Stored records
........
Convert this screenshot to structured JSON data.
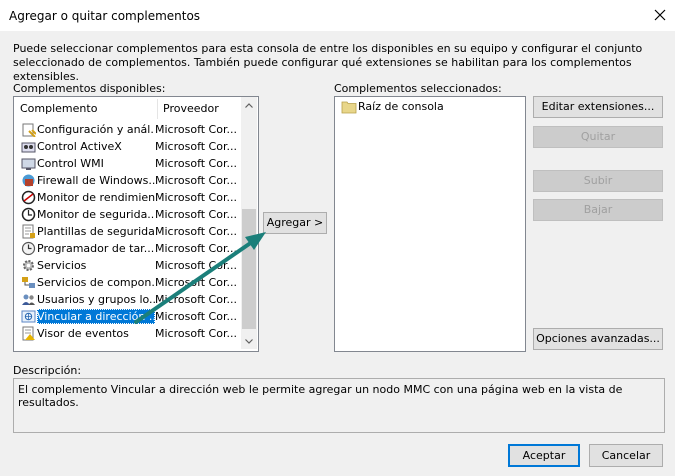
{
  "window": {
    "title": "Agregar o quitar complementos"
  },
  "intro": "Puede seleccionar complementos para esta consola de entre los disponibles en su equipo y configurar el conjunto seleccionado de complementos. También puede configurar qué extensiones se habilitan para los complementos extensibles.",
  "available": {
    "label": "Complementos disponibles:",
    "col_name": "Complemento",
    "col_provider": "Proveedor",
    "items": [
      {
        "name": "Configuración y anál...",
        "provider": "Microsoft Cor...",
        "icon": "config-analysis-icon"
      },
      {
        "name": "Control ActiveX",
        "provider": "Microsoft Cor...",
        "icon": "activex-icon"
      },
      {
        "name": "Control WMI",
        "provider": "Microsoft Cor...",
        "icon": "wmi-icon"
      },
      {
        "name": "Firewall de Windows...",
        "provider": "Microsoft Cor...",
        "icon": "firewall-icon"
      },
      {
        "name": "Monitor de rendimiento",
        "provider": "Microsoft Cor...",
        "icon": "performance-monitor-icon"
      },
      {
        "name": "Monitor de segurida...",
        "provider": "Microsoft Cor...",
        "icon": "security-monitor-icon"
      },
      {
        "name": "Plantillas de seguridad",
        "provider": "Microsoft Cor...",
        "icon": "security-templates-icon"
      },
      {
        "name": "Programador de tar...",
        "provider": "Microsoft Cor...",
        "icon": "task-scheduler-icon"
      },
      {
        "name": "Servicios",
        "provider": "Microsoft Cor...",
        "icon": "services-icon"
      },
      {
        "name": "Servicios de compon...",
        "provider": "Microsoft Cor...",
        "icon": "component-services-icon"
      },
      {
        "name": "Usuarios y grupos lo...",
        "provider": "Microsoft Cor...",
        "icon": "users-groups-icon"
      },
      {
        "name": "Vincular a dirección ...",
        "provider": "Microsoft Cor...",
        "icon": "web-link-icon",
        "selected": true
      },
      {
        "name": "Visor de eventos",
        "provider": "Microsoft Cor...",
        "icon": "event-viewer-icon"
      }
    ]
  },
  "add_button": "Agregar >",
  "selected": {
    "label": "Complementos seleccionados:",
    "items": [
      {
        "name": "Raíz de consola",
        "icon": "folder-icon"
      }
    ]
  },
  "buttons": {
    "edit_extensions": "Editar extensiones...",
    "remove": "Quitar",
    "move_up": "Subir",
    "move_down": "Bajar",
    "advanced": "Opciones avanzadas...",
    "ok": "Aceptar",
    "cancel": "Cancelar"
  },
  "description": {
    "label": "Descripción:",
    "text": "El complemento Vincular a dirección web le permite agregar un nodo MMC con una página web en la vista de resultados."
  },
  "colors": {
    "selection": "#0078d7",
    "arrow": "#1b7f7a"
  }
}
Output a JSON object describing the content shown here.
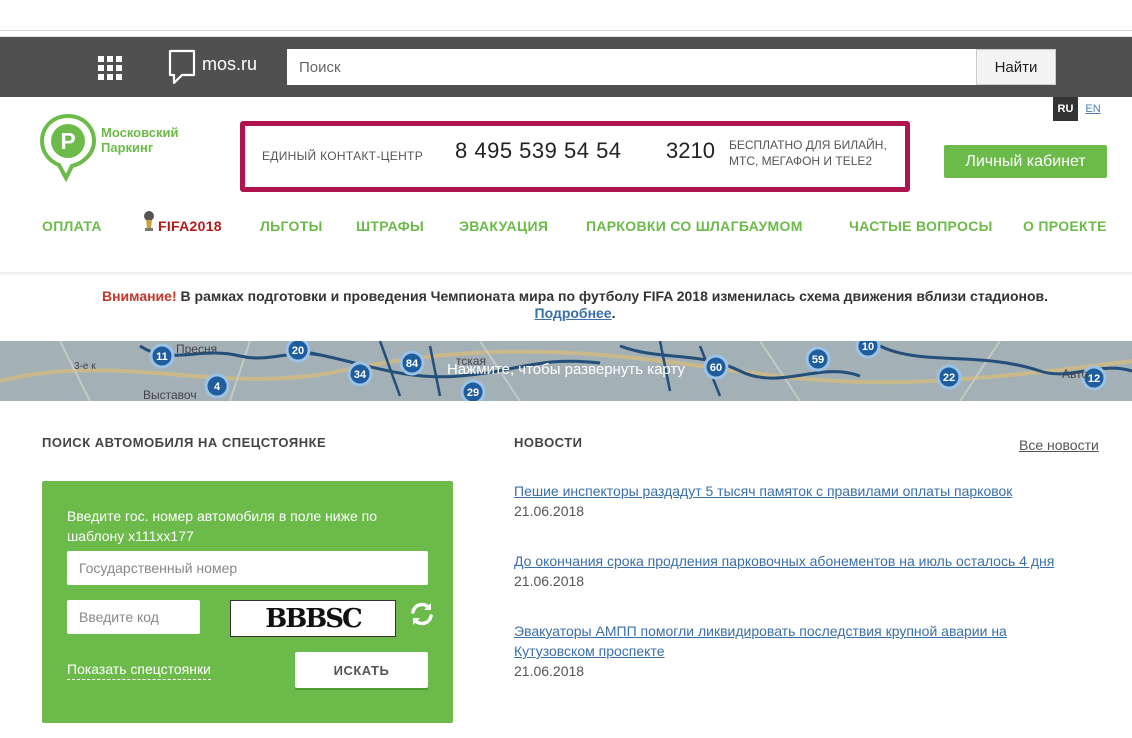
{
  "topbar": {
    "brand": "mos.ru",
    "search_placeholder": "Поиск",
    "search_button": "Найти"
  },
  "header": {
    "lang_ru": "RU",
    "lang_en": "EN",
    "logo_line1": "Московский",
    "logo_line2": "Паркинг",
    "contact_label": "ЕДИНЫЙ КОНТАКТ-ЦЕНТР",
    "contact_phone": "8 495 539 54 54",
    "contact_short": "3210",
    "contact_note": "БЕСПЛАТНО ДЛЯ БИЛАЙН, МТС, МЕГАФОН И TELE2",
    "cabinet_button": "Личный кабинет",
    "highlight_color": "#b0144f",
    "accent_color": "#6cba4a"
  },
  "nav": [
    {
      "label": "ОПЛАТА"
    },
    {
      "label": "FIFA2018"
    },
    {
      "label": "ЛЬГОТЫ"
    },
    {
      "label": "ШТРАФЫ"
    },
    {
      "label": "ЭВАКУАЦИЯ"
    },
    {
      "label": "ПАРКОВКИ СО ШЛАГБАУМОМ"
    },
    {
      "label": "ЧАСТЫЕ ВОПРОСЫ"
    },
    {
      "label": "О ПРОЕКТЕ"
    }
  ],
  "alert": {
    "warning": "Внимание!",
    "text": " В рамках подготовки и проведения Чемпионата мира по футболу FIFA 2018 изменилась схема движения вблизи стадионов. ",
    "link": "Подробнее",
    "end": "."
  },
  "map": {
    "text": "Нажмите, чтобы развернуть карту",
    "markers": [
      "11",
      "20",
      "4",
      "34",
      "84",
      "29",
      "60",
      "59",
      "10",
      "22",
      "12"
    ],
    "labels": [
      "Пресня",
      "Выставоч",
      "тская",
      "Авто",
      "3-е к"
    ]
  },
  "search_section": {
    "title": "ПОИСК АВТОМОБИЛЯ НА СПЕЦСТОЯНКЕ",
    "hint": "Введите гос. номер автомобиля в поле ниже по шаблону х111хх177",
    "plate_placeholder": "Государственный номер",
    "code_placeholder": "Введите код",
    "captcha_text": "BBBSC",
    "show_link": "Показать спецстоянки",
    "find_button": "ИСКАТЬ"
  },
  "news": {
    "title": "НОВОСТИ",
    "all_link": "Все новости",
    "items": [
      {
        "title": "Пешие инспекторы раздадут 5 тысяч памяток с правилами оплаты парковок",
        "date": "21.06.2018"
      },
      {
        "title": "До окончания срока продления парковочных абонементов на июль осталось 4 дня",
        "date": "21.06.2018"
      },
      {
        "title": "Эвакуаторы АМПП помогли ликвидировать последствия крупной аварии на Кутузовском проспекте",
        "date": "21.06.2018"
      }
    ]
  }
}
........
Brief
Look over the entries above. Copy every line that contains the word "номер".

Output for this task
    "hint": "Введите гос. номер автомобиля в поле ниже по шаблону х111хх177",
    "plate_placeholder": "Государственный номер",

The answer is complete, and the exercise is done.